April 02, 2020

Background on Sugars Labelling 

Did you know? The Canadian government is making several important changes to the Nutrition Facts table and List of Ingredients on food labels. The food industry has until 2022 to make these changes , however you may be seeing these new food  labels appear on certain products right now! 

A cornerstone of these changes to food labelling is providing additional information on sugars, including the addition of a Daily Value for total sugars in the Nutrition Facts table. 

  • Total sugars includes sugars found in fruits, vegetables, and milk products, as well as sugars that are added to foods (e.g. sugar, brown sugar, glucose-fructose (i.e. high fructose corn syrup), honey, maple syrup, concentrated fruit juice)
  • The Daily Value of 100 grams total sugars is based on 20% of a 2,000 Calorie diet. According to Health Canada, "this value is not a recommended level of intake. Instead it is the amount of total sugars that is consistent with a healthy eating pattern.

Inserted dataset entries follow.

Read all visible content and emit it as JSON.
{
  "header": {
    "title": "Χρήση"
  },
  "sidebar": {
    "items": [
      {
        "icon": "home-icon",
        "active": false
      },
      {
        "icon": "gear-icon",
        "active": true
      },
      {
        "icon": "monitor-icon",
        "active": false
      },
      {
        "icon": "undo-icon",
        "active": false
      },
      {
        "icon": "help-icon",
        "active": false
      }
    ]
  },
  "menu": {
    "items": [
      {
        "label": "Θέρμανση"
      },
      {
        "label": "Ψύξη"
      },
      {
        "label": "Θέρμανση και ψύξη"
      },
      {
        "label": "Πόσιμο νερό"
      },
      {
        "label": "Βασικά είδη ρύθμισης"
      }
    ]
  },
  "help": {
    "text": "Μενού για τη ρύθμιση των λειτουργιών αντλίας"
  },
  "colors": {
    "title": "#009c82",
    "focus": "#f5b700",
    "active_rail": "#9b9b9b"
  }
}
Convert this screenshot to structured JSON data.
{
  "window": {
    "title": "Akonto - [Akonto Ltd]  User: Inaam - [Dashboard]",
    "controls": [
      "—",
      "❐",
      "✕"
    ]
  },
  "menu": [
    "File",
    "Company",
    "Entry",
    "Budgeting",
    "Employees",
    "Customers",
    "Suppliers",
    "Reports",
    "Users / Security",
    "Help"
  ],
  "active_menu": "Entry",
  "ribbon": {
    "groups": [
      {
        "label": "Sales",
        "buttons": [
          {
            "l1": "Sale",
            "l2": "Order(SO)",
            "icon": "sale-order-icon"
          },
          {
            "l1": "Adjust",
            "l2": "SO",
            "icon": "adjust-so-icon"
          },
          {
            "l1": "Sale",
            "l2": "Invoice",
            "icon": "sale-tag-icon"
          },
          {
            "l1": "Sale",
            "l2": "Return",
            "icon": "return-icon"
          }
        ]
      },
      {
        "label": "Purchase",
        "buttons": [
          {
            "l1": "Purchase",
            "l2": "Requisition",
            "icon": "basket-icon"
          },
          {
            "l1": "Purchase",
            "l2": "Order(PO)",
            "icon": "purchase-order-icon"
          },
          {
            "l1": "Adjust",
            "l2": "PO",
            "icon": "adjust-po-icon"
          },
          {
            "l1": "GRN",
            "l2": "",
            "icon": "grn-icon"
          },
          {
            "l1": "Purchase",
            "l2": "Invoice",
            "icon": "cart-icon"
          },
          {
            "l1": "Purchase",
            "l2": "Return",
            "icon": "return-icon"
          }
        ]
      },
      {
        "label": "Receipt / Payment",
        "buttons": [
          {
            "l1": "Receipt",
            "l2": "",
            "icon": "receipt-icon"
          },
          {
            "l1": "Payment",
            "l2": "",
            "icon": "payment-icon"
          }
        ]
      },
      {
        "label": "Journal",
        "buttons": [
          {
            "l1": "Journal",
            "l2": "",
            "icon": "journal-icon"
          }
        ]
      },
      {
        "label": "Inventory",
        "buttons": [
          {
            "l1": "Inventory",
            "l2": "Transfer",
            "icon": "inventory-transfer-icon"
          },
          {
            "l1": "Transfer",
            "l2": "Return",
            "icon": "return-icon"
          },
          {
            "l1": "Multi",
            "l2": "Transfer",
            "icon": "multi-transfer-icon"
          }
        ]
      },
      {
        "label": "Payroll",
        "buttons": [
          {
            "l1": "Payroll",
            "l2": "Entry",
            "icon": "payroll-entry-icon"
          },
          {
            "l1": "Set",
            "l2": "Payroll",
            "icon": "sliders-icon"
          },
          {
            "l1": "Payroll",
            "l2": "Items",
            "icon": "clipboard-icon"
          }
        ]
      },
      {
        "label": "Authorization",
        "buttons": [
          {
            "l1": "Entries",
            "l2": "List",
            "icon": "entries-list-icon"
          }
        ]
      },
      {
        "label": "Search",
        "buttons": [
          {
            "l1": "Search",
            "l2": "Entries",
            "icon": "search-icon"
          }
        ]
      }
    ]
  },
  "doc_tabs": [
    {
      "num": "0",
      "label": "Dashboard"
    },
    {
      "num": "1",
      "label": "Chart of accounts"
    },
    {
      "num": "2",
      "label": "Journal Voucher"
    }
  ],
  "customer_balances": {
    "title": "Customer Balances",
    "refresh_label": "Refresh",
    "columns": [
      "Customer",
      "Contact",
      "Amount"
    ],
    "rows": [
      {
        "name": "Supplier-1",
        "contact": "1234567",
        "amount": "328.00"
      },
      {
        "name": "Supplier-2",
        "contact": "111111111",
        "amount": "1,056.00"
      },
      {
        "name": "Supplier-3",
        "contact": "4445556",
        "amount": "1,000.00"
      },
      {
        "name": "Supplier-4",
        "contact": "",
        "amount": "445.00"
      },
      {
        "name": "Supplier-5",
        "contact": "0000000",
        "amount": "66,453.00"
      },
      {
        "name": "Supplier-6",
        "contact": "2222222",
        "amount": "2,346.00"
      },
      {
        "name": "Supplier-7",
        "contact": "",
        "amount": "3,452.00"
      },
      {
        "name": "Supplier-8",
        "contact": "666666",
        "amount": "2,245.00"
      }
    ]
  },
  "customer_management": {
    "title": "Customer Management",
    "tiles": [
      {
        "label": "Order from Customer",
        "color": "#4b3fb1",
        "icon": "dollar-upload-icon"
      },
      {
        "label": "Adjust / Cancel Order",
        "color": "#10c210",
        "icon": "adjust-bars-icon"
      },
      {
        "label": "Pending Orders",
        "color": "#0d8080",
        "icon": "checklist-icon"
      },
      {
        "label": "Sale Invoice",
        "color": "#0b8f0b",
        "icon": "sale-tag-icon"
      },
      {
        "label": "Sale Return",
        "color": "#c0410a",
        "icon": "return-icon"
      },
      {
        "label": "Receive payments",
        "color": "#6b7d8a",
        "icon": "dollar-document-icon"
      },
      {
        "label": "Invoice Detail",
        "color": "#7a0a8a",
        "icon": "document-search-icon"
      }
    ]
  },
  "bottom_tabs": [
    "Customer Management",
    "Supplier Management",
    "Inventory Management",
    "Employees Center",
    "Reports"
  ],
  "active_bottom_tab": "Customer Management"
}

That is, a diet where sugars come mostly from fruit, vegetables, and plain milk".
  • The % Daily Value for total sugars has been included to help consumers
    • Compare the sugars content per serving of different foods, and
    • Understand the relative amount of sugars in the context of total daily consumption.

1www.canada.ca/en/health-canada/services/nutrients/sugars.html

New Daily Value for total sugars introduced on the Nutrition Facts table

Compilation of Daily Menus Based on the 100 gram Daily Value for Sugars

Woman reading Nutrition Facts table

We, the dietitians at the Canadian Sugar Institute, realize that introducing a Daily Value for sugars will impact the way consumers understand food labels and may introduce some confusion and questions. For example, can their favourite foods still fit?  

That’s why we put a call out across the country to participate in the Sweet Spot Challenge, to find out what this new 100 gram Daily Value for total sugars (both naturally occurring and added) looks like for Canadians, who all have different eating habits.  

Dietitians, dietetic students, and nutrition professionals were asked to create an example one-day menu plan that incorporates the new 100 gram Daily Value for total sugars as part of a 2,000 Calorie diet (or the equivalent of 20% of daily calories if total energy was higher or lower than 2,000 Calories).

Participants were asked to include a variety of foods and beverages, to be mindful of general recommendations to limit sodium and saturated fats, and to consider different consumers’ dietary habits and lifestyles. For example, what might 100 grams of sugars look like for a 9-5’er, a young athlete, or an older adult?

We’ve compiled all the submissions into an e-booklet, now available to download, to share a wide variety of visual samples of what 100 grams of sugars per day can look like as part of a 2,000 Calorie meal plan! An example can be seen below: 

A sample one-day menu plan reflecting the 100 g Daily Value for sugars

If you feel inspired, you can download the instruction booklet to create your own sample one-day meal plan. If you do, please share it with Chiara DiAngelo, MPH, RD at:cdiangelo@sugar.ca and we can continue to expand this compilation of daily menus.